MORE THAN 2,000 foreign troops, including 120 officers from the GNR, have arrived in the former Portuguese colony of East Timor to quell growing unrest that has resulted in more than 20 deaths.
Portuguese Prime Minister, José Sócrates, said he was sending the troops as “a gesture of solidarity” with the population who declared their independence from Indonesia in 2002. The move followed escalating violence in Dili, the capital of the predominantly Roman Catholic nation that lies off the northwest tip of Australia.
Unrest in East Timor began in March, when Prime Minister, Mari Alkatiri, sacked 600 soldiers – 40 per cent of the total armed forces – after they protested over alleged discrimination against soldiers from the west of the country. The army was created from the armed resistance force, Falintil, which earned mythical status for its long struggle against the Indonesian occupation. But, post-independence, the army found difficulty in adapting to its peacetime role. In the end, it divided into internecine camps with rivalries between different commanders and regions.
Rioters included children
Sporadic attacks between the two sides then descended into all-out street violence as rival gangs, armed with machetes, slingshots, and bows and arrows, rampaged through the capital, torching buildings and ransacking offices. The violence left several shops, once part of a vibrant commercial district, reduced to burnt out shells. Many of the rioters included children, helping themselves to supplies. Meanwhile, tens of thousands of people have fled Dili and moved into makeshift camps.
President Xanana Gusmão, the former guerrilla leader who is now President of East Timor, has assumed emergency powers, taking control of the army to curb growing lawlessness. But Gusmão, still considered the hero of his country’s liberation struggle, has so far resisted calls to sack Prime Minister Alkatiri. Instead, he announced that he had taken emergency control in “close collaboration” with his political rival.
Alkatiri recently hinted that President Gusmão was using the recent unrest to oust him from office. Street demonstrators have petitioned for Alkatiri’s dismissal outside the presidential palace and people queuing for food in the city centre have blamed his government’s inaction for their suffering.
Sócrates says move will
prevent “loss of control”
Australia, New Zealand and Malaysia, as well as Portugal, have sent troops to Dili in a bid to restore order. Portugal’s Minister of State, Ana Pessoa, announced that the move was designed to prevent further chaos. “The government doesn’t want to take the risk that the situation will worsen further and that it will lose total control,” she said.
A civilian aircraft left Portugal last week, carrying 114 GNR officers and three members of the National Institute of Emergency Medicine (INEM). Another three officers from the GNR are already in East Timor.
Spokespersons from all branches of the armed forces also confirmed that reinforcements were available if the President requested them. An army spokesman guaranteed that the service has a rapid reaction force ready to intervene in any theatre of operations abroad. Apparently, the government had decided to send GNR soldiers instead because, according to the internal ministry, East Timor had specifically requested them.
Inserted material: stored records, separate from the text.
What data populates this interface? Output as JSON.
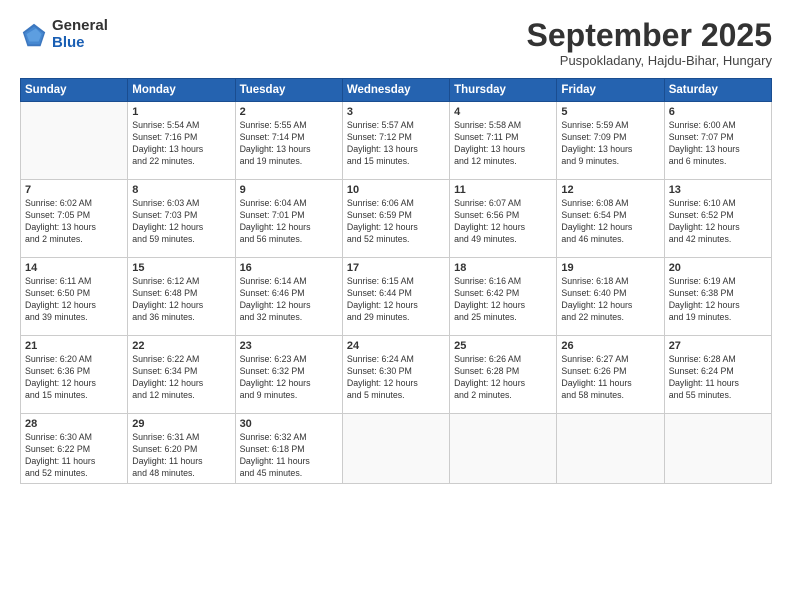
{
  "header": {
    "logo_general": "General",
    "logo_blue": "Blue",
    "month": "September 2025",
    "location": "Puspokladany, Hajdu-Bihar, Hungary"
  },
  "days_of_week": [
    "Sunday",
    "Monday",
    "Tuesday",
    "Wednesday",
    "Thursday",
    "Friday",
    "Saturday"
  ],
  "weeks": [
    [
      {
        "day": "",
        "info": ""
      },
      {
        "day": "1",
        "info": "Sunrise: 5:54 AM\nSunset: 7:16 PM\nDaylight: 13 hours\nand 22 minutes."
      },
      {
        "day": "2",
        "info": "Sunrise: 5:55 AM\nSunset: 7:14 PM\nDaylight: 13 hours\nand 19 minutes."
      },
      {
        "day": "3",
        "info": "Sunrise: 5:57 AM\nSunset: 7:12 PM\nDaylight: 13 hours\nand 15 minutes."
      },
      {
        "day": "4",
        "info": "Sunrise: 5:58 AM\nSunset: 7:11 PM\nDaylight: 13 hours\nand 12 minutes."
      },
      {
        "day": "5",
        "info": "Sunrise: 5:59 AM\nSunset: 7:09 PM\nDaylight: 13 hours\nand 9 minutes."
      },
      {
        "day": "6",
        "info": "Sunrise: 6:00 AM\nSunset: 7:07 PM\nDaylight: 13 hours\nand 6 minutes."
      }
    ],
    [
      {
        "day": "7",
        "info": "Sunrise: 6:02 AM\nSunset: 7:05 PM\nDaylight: 13 hours\nand 2 minutes."
      },
      {
        "day": "8",
        "info": "Sunrise: 6:03 AM\nSunset: 7:03 PM\nDaylight: 12 hours\nand 59 minutes."
      },
      {
        "day": "9",
        "info": "Sunrise: 6:04 AM\nSunset: 7:01 PM\nDaylight: 12 hours\nand 56 minutes."
      },
      {
        "day": "10",
        "info": "Sunrise: 6:06 AM\nSunset: 6:59 PM\nDaylight: 12 hours\nand 52 minutes."
      },
      {
        "day": "11",
        "info": "Sunrise: 6:07 AM\nSunset: 6:56 PM\nDaylight: 12 hours\nand 49 minutes."
      },
      {
        "day": "12",
        "info": "Sunrise: 6:08 AM\nSunset: 6:54 PM\nDaylight: 12 hours\nand 46 minutes."
      },
      {
        "day": "13",
        "info": "Sunrise: 6:10 AM\nSunset: 6:52 PM\nDaylight: 12 hours\nand 42 minutes."
      }
    ],
    [
      {
        "day": "14",
        "info": "Sunrise: 6:11 AM\nSunset: 6:50 PM\nDaylight: 12 hours\nand 39 minutes."
      },
      {
        "day": "15",
        "info": "Sunrise: 6:12 AM\nSunset: 6:48 PM\nDaylight: 12 hours\nand 36 minutes."
      },
      {
        "day": "16",
        "info": "Sunrise: 6:14 AM\nSunset: 6:46 PM\nDaylight: 12 hours\nand 32 minutes."
      },
      {
        "day": "17",
        "info": "Sunrise: 6:15 AM\nSunset: 6:44 PM\nDaylight: 12 hours\nand 29 minutes."
      },
      {
        "day": "18",
        "info": "Sunrise: 6:16 AM\nSunset: 6:42 PM\nDaylight: 12 hours\nand 25 minutes."
      },
      {
        "day": "19",
        "info": "Sunrise: 6:18 AM\nSunset: 6:40 PM\nDaylight: 12 hours\nand 22 minutes."
      },
      {
        "day": "20",
        "info": "Sunrise: 6:19 AM\nSunset: 6:38 PM\nDaylight: 12 hours\nand 19 minutes."
      }
    ],
    [
      {
        "day": "21",
        "info": "Sunrise: 6:20 AM\nSunset: 6:36 PM\nDaylight: 12 hours\nand 15 minutes."
      },
      {
        "day": "22",
        "info": "Sunrise: 6:22 AM\nSunset: 6:34 PM\nDaylight: 12 hours\nand 12 minutes."
      },
      {
        "day": "23",
        "info": "Sunrise: 6:23 AM\nSunset: 6:32 PM\nDaylight: 12 hours\nand 9 minutes."
      },
      {
        "day": "24",
        "info": "Sunrise: 6:24 AM\nSunset: 6:30 PM\nDaylight: 12 hours\nand 5 minutes."
      },
      {
        "day": "25",
        "info": "Sunrise: 6:26 AM\nSunset: 6:28 PM\nDaylight: 12 hours\nand 2 minutes."
      },
      {
        "day": "26",
        "info": "Sunrise: 6:27 AM\nSunset: 6:26 PM\nDaylight: 11 hours\nand 58 minutes."
      },
      {
        "day": "27",
        "info": "Sunrise: 6:28 AM\nSunset: 6:24 PM\nDaylight: 11 hours\nand 55 minutes."
      }
    ],
    [
      {
        "day": "28",
        "info": "Sunrise: 6:30 AM\nSunset: 6:22 PM\nDaylight: 11 hours\nand 52 minutes."
      },
      {
        "day": "29",
        "info": "Sunrise: 6:31 AM\nSunset: 6:20 PM\nDaylight: 11 hours\nand 48 minutes."
      },
      {
        "day": "30",
        "info": "Sunrise: 6:32 AM\nSunset: 6:18 PM\nDaylight: 11 hours\nand 45 minutes."
      },
      {
        "day": "",
        "info": ""
      },
      {
        "day": "",
        "info": ""
      },
      {
        "day": "",
        "info": ""
      },
      {
        "day": "",
        "info": ""
      }
    ]
  ]
}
Guterres says violence
Former Portuguese Prime Minister, António Guterres, the current United Nations High Commissioner for Refugees, said that there was an air of inevitability about the emergency in East Timor. “A country so lacking in resources would have to face up to a crisis sooner or later,” he said. But he expressed “full confidence in Timorese democracy and its elected representatives to find a solution” to the unrest.
For a quarter of a century, Portuguese diplomats had repeatedly pressed the United Nations and the European Union to oppose the Indonesian presence in East Timor. Portugal has always felt a measure of responsibility over its treatment of East Timor, following its abandonment of the territory (as well as other colonies) in the aftermath of the 1974 Revolution.
Shortly after the Portuguese withdrawal, tens of thousands of Timorese were killed by Indonesian soldiers or died from disease and starvation. In the ensuing 25 years, more than 2,000 East Timorese, predominantly Portuguese-speaking Roman Catholics, made a new home in Portugal.
Independence from Indonesia in 2002 brought high hopes for the future, but also unrealistically high expectations. East Timor, the poorest country in Asia, has an unemployment rate of 40 per cent. Most of its 800,000 people depend on subsistence farming and fishing for a living, and one in three households live below the poverty line.
By Gabriel Hershman